Element data from apps and pages:
------------------------------------------------

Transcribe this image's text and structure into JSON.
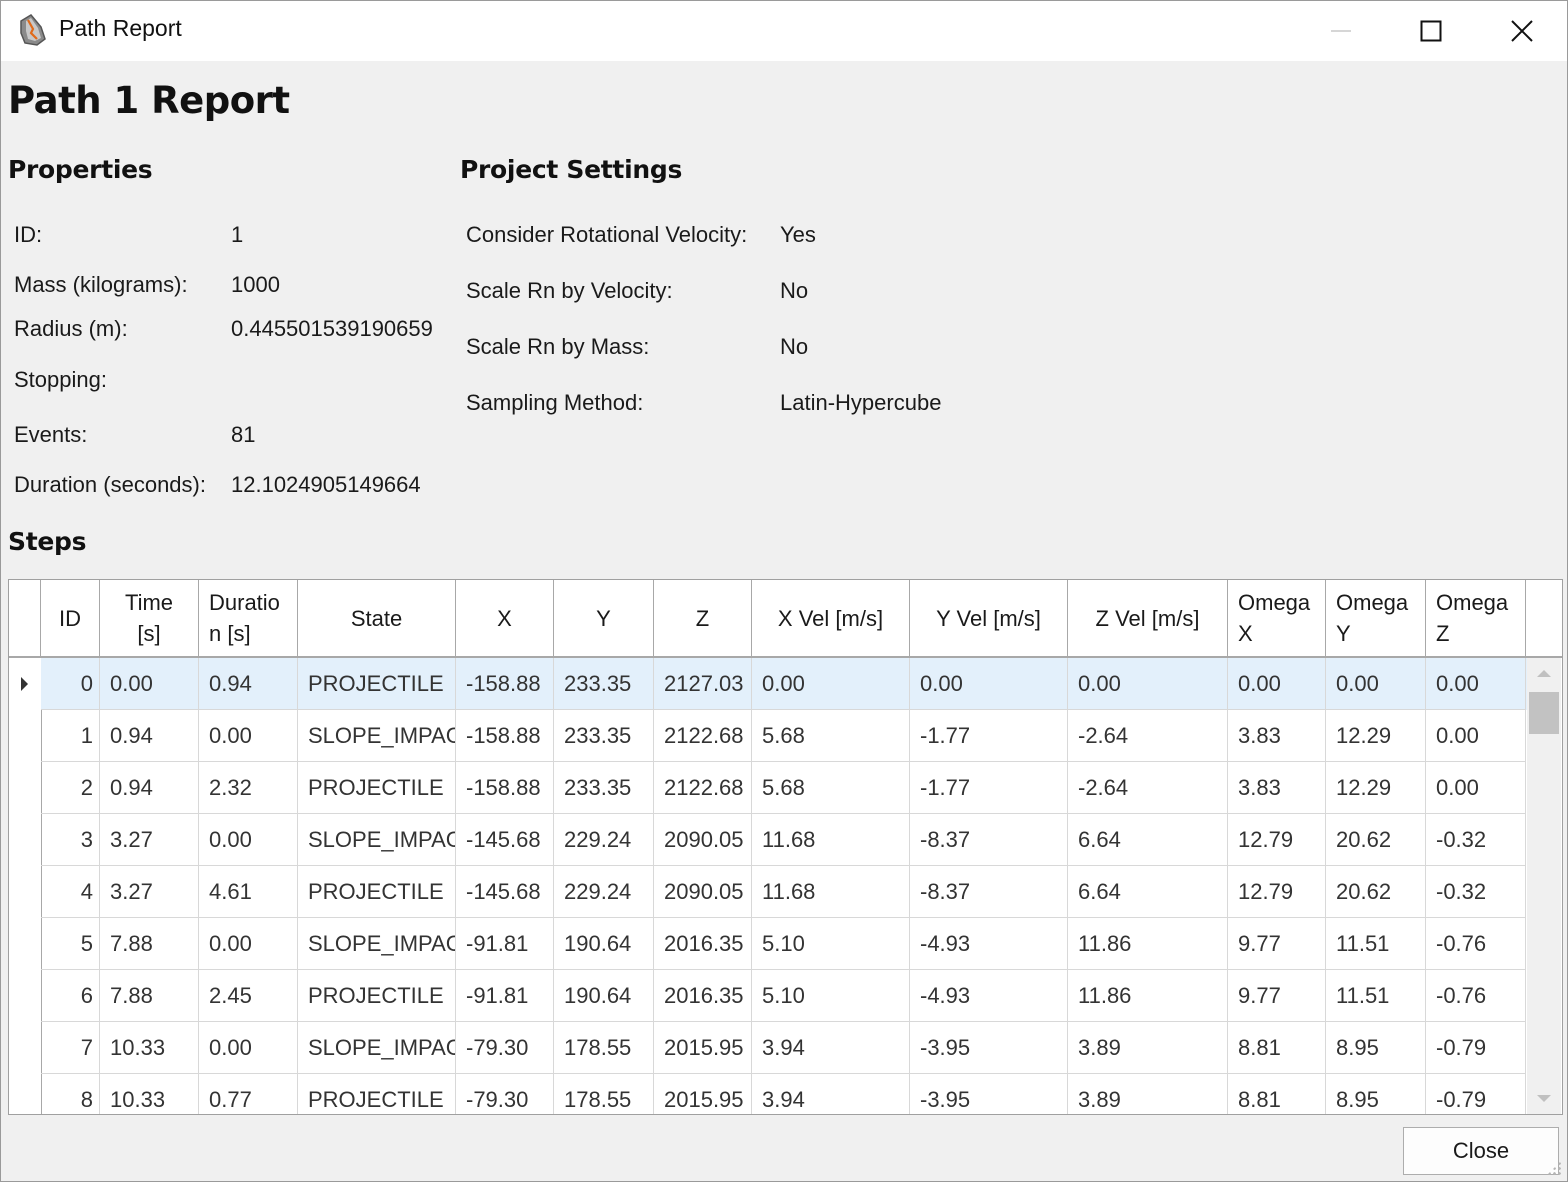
{
  "window": {
    "title": "Path Report",
    "controls": {
      "minimize": "minimize",
      "maximize": "maximize",
      "close": "close"
    }
  },
  "report": {
    "heading": "Path 1 Report",
    "properties": {
      "title": "Properties",
      "items": [
        {
          "label": "ID:",
          "value": "1"
        },
        {
          "label": "Mass (kilograms):",
          "value": "1000"
        },
        {
          "label": "Radius (m):",
          "value": "0.445501539190659"
        },
        {
          "label": "Stopping:",
          "value": ""
        },
        {
          "label": "Events:",
          "value": "81"
        },
        {
          "label": "Duration (seconds):",
          "value": "12.1024905149664"
        }
      ]
    },
    "project_settings": {
      "title": "Project Settings",
      "items": [
        {
          "label": "Consider Rotational Velocity:",
          "value": "Yes"
        },
        {
          "label": "Scale Rn by Velocity:",
          "value": "No"
        },
        {
          "label": "Scale Rn by Mass:",
          "value": "No"
        },
        {
          "label": "Sampling Method:",
          "value": "Latin-Hypercube"
        }
      ]
    },
    "steps": {
      "title": "Steps",
      "columns": [
        "ID",
        "Time [s]",
        "Duration [s]",
        "State",
        "X",
        "Y",
        "Z",
        "X Vel [m/s]",
        "Y Vel [m/s]",
        "Z Vel [m/s]",
        "Omega X",
        "Omega Y",
        "Omega Z"
      ],
      "column_display": [
        "ID",
        "Time\n[s]",
        "Duratio\nn [s]",
        "State",
        "X",
        "Y",
        "Z",
        "X Vel [m/s]",
        "Y Vel [m/s]",
        "Z Vel [m/s]",
        "Omega\nX",
        "Omega\nY",
        "Omega\nZ"
      ],
      "selected_row": 0,
      "rows": [
        [
          "0",
          "0.00",
          "0.94",
          "PROJECTILE",
          "-158.88",
          "233.35",
          "2127.03",
          "0.00",
          "0.00",
          "0.00",
          "0.00",
          "0.00",
          "0.00"
        ],
        [
          "1",
          "0.94",
          "0.00",
          "SLOPE_IMPAC",
          "-158.88",
          "233.35",
          "2122.68",
          "5.68",
          "-1.77",
          "-2.64",
          "3.83",
          "12.29",
          "0.00"
        ],
        [
          "2",
          "0.94",
          "2.32",
          "PROJECTILE",
          "-158.88",
          "233.35",
          "2122.68",
          "5.68",
          "-1.77",
          "-2.64",
          "3.83",
          "12.29",
          "0.00"
        ],
        [
          "3",
          "3.27",
          "0.00",
          "SLOPE_IMPAC",
          "-145.68",
          "229.24",
          "2090.05",
          "11.68",
          "-8.37",
          "6.64",
          "12.79",
          "20.62",
          "-0.32"
        ],
        [
          "4",
          "3.27",
          "4.61",
          "PROJECTILE",
          "-145.68",
          "229.24",
          "2090.05",
          "11.68",
          "-8.37",
          "6.64",
          "12.79",
          "20.62",
          "-0.32"
        ],
        [
          "5",
          "7.88",
          "0.00",
          "SLOPE_IMPAC",
          "-91.81",
          "190.64",
          "2016.35",
          "5.10",
          "-4.93",
          "11.86",
          "9.77",
          "11.51",
          "-0.76"
        ],
        [
          "6",
          "7.88",
          "2.45",
          "PROJECTILE",
          "-91.81",
          "190.64",
          "2016.35",
          "5.10",
          "-4.93",
          "11.86",
          "9.77",
          "11.51",
          "-0.76"
        ],
        [
          "7",
          "10.33",
          "0.00",
          "SLOPE_IMPAC",
          "-79.30",
          "178.55",
          "2015.95",
          "3.94",
          "-3.95",
          "3.89",
          "8.81",
          "8.95",
          "-0.79"
        ],
        [
          "8",
          "10.33",
          "0.77",
          "PROJECTILE",
          "-79.30",
          "178.55",
          "2015.95",
          "3.94",
          "-3.95",
          "3.89",
          "8.81",
          "8.95",
          "-0.79"
        ]
      ]
    }
  },
  "buttons": {
    "close": "Close"
  }
}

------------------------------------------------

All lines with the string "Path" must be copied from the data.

Finished task →
    "title": "Path Report",
    "heading": "Path 1 Report",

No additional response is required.